>>>>

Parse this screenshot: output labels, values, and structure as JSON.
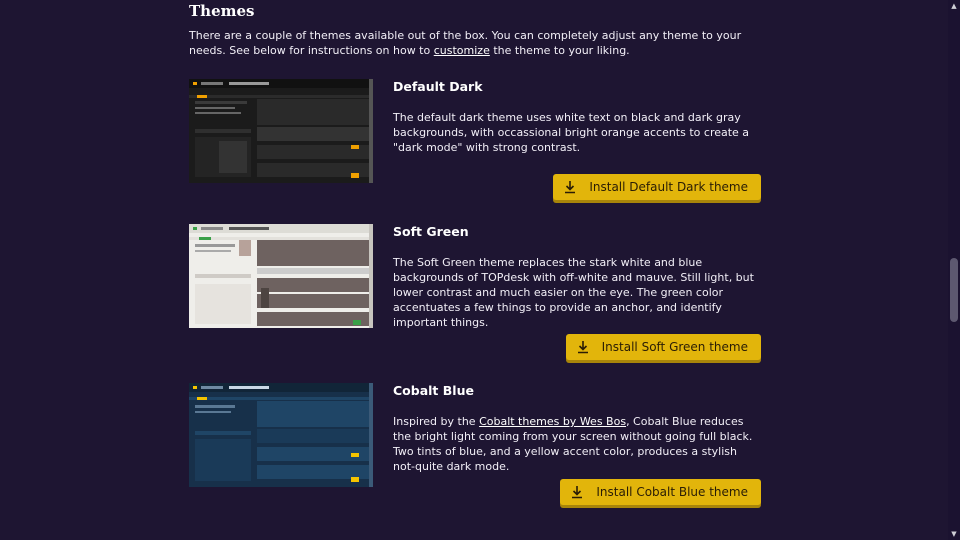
{
  "heading": "Themes",
  "intro": {
    "before": "There are a couple of themes available out of the box. You can completely adjust any theme to your needs. See below for instructions on how to ",
    "link": "customize",
    "after": " the theme to your liking."
  },
  "themes": [
    {
      "title": "Default Dark",
      "description": "The default dark theme uses white text on black and dark gray backgrounds, with occassional bright orange accents to create a \"dark mode\" with strong contrast.",
      "button_label": "Install Default Dark theme",
      "preview_colors": {
        "bg": "#1b1b1b",
        "panel": "#2a2a2a",
        "accent": "#f0a000",
        "text": "#cfcfcf"
      }
    },
    {
      "title": "Soft Green",
      "description": "The Soft Green theme replaces the stark white and blue backgrounds of TOPdesk with off-white and mauve. Still light, but lower contrast and much easier on the eye. The green color accentuates a few things to provide an anchor, and identify important things.",
      "button_label": "Install Soft Green theme",
      "preview_colors": {
        "bg": "#efeeea",
        "panel": "#6e6260",
        "accent": "#3aa048",
        "text": "#444444"
      }
    },
    {
      "title": "Cobalt Blue",
      "description_before": "Inspired by the ",
      "description_link": "Cobalt themes by Wes Bos",
      "description_after": ", Cobalt Blue reduces the bright light coming from your screen without going full black. Two tints of blue, and a yellow accent color, produces a stylish not-quite dark mode.",
      "button_label": "Install Cobalt Blue theme",
      "preview_colors": {
        "bg": "#17304a",
        "panel": "#1f4566",
        "accent": "#f5c400",
        "text": "#c9d8e6"
      }
    }
  ],
  "icons": {
    "download": "download-icon"
  }
}
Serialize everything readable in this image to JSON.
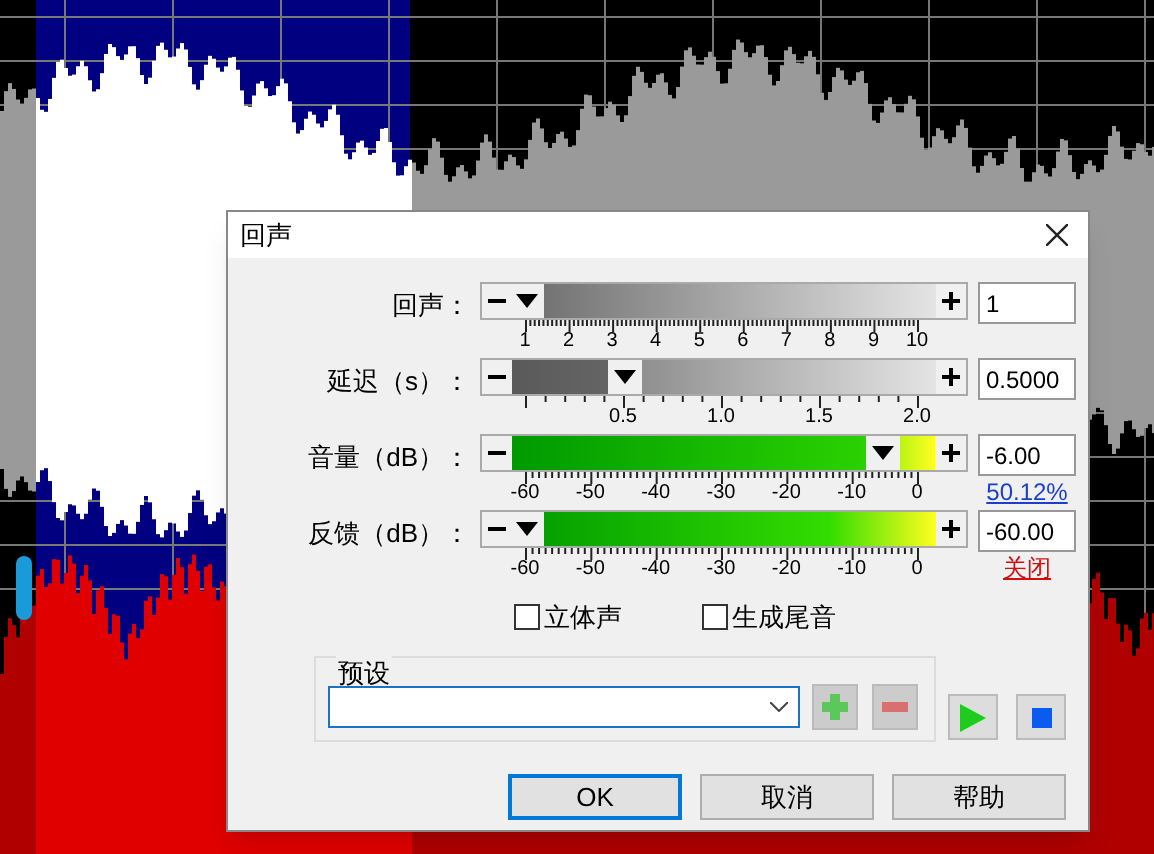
{
  "dialog": {
    "title": "回声"
  },
  "sliders": [
    {
      "label": "回声：",
      "kind": "gray",
      "level": 0,
      "ticks": [
        "1",
        "2",
        "3",
        "4",
        "5",
        "6",
        "7",
        "8",
        "9",
        "10"
      ],
      "value": "1"
    },
    {
      "label": "延迟（s）：",
      "kind": "gray",
      "level": 0.25,
      "ticks": [
        "0.5",
        "1.0",
        "1.5",
        "2.0"
      ],
      "value": "0.5000"
    },
    {
      "label": "音量（dB）：",
      "kind": "green",
      "level": 0.91,
      "ticks": [
        "-60",
        "-50",
        "-40",
        "-30",
        "-20",
        "-10",
        "0"
      ],
      "value": "-6.00",
      "note": {
        "text": "50.12%",
        "kind": "link"
      }
    },
    {
      "label": "反馈（dB）：",
      "kind": "green",
      "level": 0,
      "ticks": [
        "-60",
        "-50",
        "-40",
        "-30",
        "-20",
        "-10",
        "0"
      ],
      "value": "-60.00",
      "note": {
        "text": "关闭",
        "kind": "off"
      }
    }
  ],
  "checkboxes": [
    {
      "label": "立体声",
      "checked": false
    },
    {
      "label": "生成尾音",
      "checked": false
    }
  ],
  "preset": {
    "label": "预设"
  },
  "buttons": [
    {
      "label": "OK",
      "selected": true
    },
    {
      "label": "取消",
      "selected": false
    },
    {
      "label": "帮助",
      "selected": false
    }
  ]
}
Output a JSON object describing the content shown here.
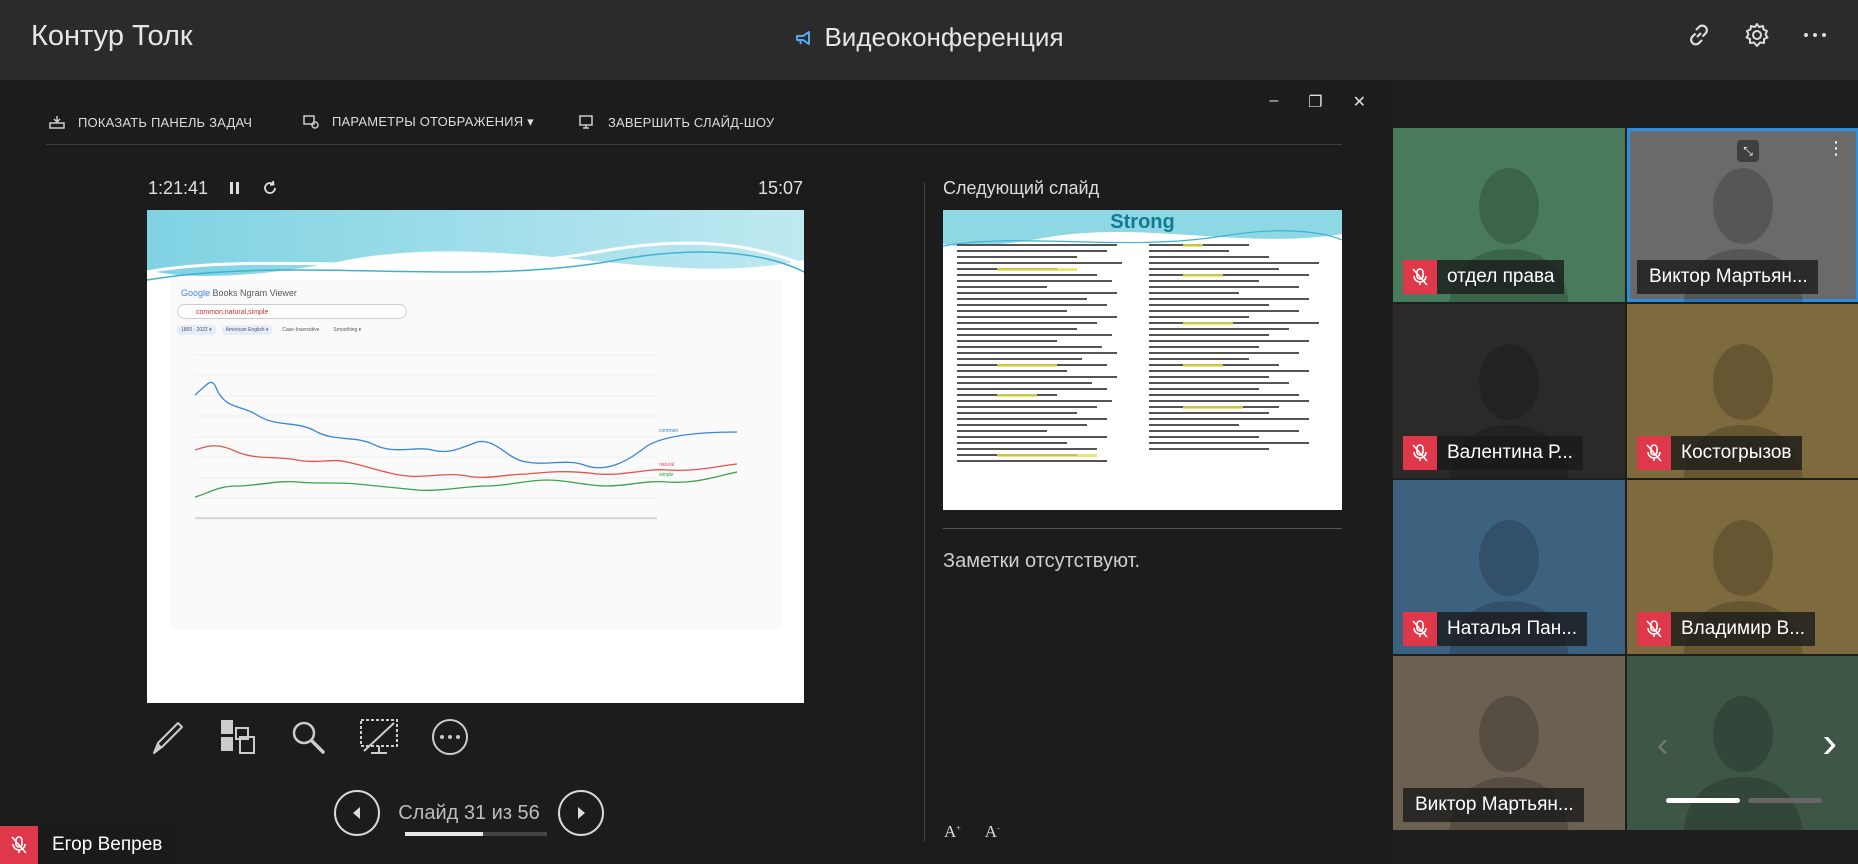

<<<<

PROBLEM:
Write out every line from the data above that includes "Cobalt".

ANSWER TO THE EXERCISE:
      "title": "Cobalt Blue",
      "description_link": "Cobalt themes by Wes Bos",
      "description_after": ", Cobalt Blue reduces the bright light coming from your screen without going full black. Two tints of blue, and a yellow accent color, produces a stylish not-quite dark mode.",
      "button_label": "Install Cobalt Blue theme",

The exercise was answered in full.